Story highlights

  • Judge announces gag order, preventing attorneys from discussing the case outside their legal teams
  • One officer had argued she felt compelled, as a department employee, to answer colleagues' questions
  • Freddie Gray, 25, suffered a fatal spinal injury while being transported in a police van in April

(CNN)Statements given to investigators by two Baltimore police officers charged in Freddie Gray's death can be used in their trials, a Maryland circuit court judge ruled Tuesday at a pretrial hearing.

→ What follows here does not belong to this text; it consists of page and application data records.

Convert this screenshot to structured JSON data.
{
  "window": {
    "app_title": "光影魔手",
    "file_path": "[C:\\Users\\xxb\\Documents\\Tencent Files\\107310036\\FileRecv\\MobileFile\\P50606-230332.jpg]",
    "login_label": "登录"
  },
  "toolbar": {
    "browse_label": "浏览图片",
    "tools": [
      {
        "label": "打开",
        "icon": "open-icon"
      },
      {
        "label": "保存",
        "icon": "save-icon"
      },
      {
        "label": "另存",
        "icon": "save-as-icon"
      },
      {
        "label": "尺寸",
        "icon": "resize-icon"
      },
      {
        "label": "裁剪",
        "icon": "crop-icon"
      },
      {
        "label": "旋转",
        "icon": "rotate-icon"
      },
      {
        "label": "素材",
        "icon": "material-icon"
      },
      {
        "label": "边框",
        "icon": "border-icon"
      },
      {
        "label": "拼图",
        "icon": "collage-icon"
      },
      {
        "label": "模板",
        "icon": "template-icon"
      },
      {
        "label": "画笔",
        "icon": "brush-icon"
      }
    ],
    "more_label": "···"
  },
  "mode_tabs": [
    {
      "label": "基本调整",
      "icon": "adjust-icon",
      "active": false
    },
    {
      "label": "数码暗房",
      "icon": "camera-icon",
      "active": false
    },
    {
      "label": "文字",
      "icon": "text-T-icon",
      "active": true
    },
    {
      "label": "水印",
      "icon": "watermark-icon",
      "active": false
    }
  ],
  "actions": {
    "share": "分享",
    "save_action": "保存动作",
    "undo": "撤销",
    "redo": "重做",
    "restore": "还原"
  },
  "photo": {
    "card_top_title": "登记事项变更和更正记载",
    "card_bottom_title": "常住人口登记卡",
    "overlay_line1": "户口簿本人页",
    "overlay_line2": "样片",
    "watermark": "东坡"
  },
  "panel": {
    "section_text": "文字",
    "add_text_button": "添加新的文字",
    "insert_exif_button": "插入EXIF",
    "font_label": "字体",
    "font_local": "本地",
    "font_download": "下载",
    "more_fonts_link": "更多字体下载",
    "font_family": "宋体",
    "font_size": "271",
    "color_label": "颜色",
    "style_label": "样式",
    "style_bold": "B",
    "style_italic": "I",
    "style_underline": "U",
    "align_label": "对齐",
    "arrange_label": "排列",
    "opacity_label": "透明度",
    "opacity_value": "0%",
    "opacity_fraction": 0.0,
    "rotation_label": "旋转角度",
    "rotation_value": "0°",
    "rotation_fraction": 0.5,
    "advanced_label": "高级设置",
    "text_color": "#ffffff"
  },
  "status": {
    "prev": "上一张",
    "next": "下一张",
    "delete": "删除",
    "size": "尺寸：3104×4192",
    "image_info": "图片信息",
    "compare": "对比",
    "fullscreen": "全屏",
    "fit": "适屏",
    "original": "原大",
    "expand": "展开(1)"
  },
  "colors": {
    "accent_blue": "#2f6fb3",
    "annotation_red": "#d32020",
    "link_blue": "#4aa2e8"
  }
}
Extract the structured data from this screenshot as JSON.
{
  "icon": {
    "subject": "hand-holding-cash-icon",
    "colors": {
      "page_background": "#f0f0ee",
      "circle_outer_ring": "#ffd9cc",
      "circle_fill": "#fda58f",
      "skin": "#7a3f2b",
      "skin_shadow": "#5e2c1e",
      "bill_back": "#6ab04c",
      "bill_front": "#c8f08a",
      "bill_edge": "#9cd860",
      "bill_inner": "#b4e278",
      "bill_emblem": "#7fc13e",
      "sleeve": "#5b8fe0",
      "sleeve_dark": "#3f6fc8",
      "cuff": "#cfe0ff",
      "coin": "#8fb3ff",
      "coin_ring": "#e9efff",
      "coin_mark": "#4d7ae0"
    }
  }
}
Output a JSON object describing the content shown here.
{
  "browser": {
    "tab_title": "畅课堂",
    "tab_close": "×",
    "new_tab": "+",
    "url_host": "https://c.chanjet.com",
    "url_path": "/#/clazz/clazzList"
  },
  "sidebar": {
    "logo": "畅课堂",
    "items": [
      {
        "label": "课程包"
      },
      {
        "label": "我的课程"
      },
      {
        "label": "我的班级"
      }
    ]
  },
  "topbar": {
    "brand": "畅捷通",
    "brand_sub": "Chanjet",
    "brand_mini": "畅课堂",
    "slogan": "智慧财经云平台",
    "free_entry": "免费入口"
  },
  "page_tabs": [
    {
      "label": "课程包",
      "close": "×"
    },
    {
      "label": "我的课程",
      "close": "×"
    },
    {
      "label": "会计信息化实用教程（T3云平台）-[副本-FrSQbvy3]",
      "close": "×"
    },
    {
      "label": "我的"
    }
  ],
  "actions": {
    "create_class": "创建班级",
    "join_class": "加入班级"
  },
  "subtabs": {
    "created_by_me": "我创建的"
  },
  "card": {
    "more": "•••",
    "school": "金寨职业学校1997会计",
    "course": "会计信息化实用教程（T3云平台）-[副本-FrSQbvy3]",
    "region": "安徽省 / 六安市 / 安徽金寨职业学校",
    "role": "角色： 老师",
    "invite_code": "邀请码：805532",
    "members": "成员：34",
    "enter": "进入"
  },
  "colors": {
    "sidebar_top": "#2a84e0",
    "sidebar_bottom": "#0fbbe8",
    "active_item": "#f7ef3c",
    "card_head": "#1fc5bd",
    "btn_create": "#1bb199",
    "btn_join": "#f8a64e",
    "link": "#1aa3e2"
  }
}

Sgt. Alicia White and Officer William Porter are two of the six officers charged in Gray's death.
Authorities say Gray, 25, suffered a spinal injury while being transported in a police van in April. He died one week later.
    His death sparked outrage and demonstrations, some of which were plagued by arson, vandalism and looting, despite his family's pleas for peace.
    The six officers, who authorities say played various roles in Gray's arrest and transportation to a police booking facility, face separate trials on charges ranging from assault to murder. The first -- Porter's -- is due to start in late November.
    All six have pleaded not guilty.
    Also on Tuesday, Judge Barry Williams announced a gag order, preventing attorneys on both sides from discussing the case with anyone outside of their legal teams.

    White argued she felt compelled to give statement

    Gray was arrested on a weapons charge April 12 and suffered a severe spinal cord injury while being taken away in a police van, authorities said. That injury led to his death seven days later.
    State's Attorney Marilyn Mosby has said Gray's injury happened because he was handcuffed and shackled -- but not buckled in -- inside the police van.
    Five of the six officers charged in Gray's death gave statements to the department. The only one who did not was Caesar Goodson, who police say drove the van.
    Detectives interviewed White twice, on April 12 and April 17. In court Tuesday, White's attorneys argued that she felt compelled to answer detectives' questions because of her department's standing order requiring officers to provide statements in investigations.
    Prosecutors argued that White was interviewed only as a witness in the case on April 12, and when she was re-interviewed five days later because of alleged inconsistencies in accounts, she signed a statement waiving her Miranda rights to silence.
    Porter's attorneys argued that under the Maryland Law Enforcement Officers Bill of Rights, his statements should not be admitted. Judge Williams ruled otherwise.